In recent years, nobody could have failed to have noticed the boom in popularity of dog breeds such as Pugs, French Bulldogs and Boston Terriers. These breeds have a skull which is wider than it is long, defined as “brachycephalic”. Many less-obviously “flat faced” dogs are also brachycephalic, including Cavalier King Charles Spaniels.
While it is generally accepted that such head conformation can be associated with health problems such as breathing and eye issues, a new research paper published by Professor Clare Rusbridge and Dr Penny Knowler points to increasing evidence that brachycephaly can also impair the circulation of cerebrospinal fluid leading to distressing and life-limiting conditions such as hydrocephalus and CM/SM (syringomyelia).
Many of the brachycephalic breeds more likely to suffer from such conditions, including Cavaliers, Chihuahuas and Pugs, are hugely popular pets.
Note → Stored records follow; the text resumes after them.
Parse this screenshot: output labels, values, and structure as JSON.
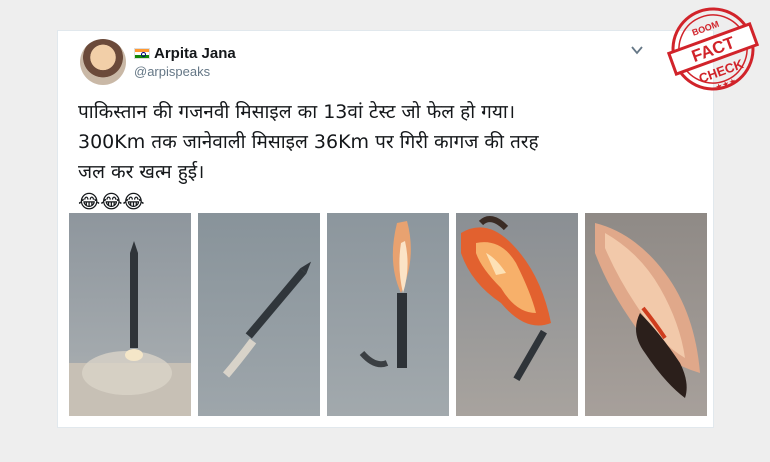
{
  "tweet": {
    "display_name": "Arpita Jana",
    "handle": "@arpispeaks",
    "flag_icon": "india-flag-icon",
    "text_lines": [
      "पाकिस्तान की गजनवी मिसाइल का 13वां टेस्ट जो फेल हो गया।",
      "300Km तक जानेवाली मिसाइल 36Km पर गिरी कागज की तरह",
      "जल कर खत्म हुई।"
    ],
    "emojis": "😂😂😂",
    "caret_icon": "chevron-down-icon"
  },
  "photos": [
    {
      "name": "missile-launch-photo-1"
    },
    {
      "name": "missile-launch-photo-2"
    },
    {
      "name": "missile-launch-photo-3"
    },
    {
      "name": "missile-launch-photo-4"
    },
    {
      "name": "missile-launch-photo-5"
    }
  ],
  "badge": {
    "small": "BOOM",
    "line1": "FACT",
    "line2": "CHECK",
    "color": "#d1232a"
  }
}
The research paper concludes by questioning whether it is ethical to breed dogs predisposed to these issues and stresses the importance of educating the puppy-buying public about the importance of avoiding extreme conformation. It also calls for wider screening of (at risk?) breeding dogs (rather than stock, some people take offence at the term stock).
There is an official Kennel Club screening scheme for Chiari-like Malformation of the skull and Syringomyelia but it is not compulsory, nor widely used. Furthermore, a recent analysis of Cavalier litters registered by the Kennel Club in 2020 revealed that only four litters (out of 705) show evidence of any kind of screening for these two conditions and only two of the litters would have passed the breeding guidelines.
The cost of a screening MRI in the UK is £200 to £300 plus BVA reading fee £100. Cavalier puppies from fully health tested parents sell for £2,500 to £4,000 plus so cost should not be a deterrent in having the parents scanned.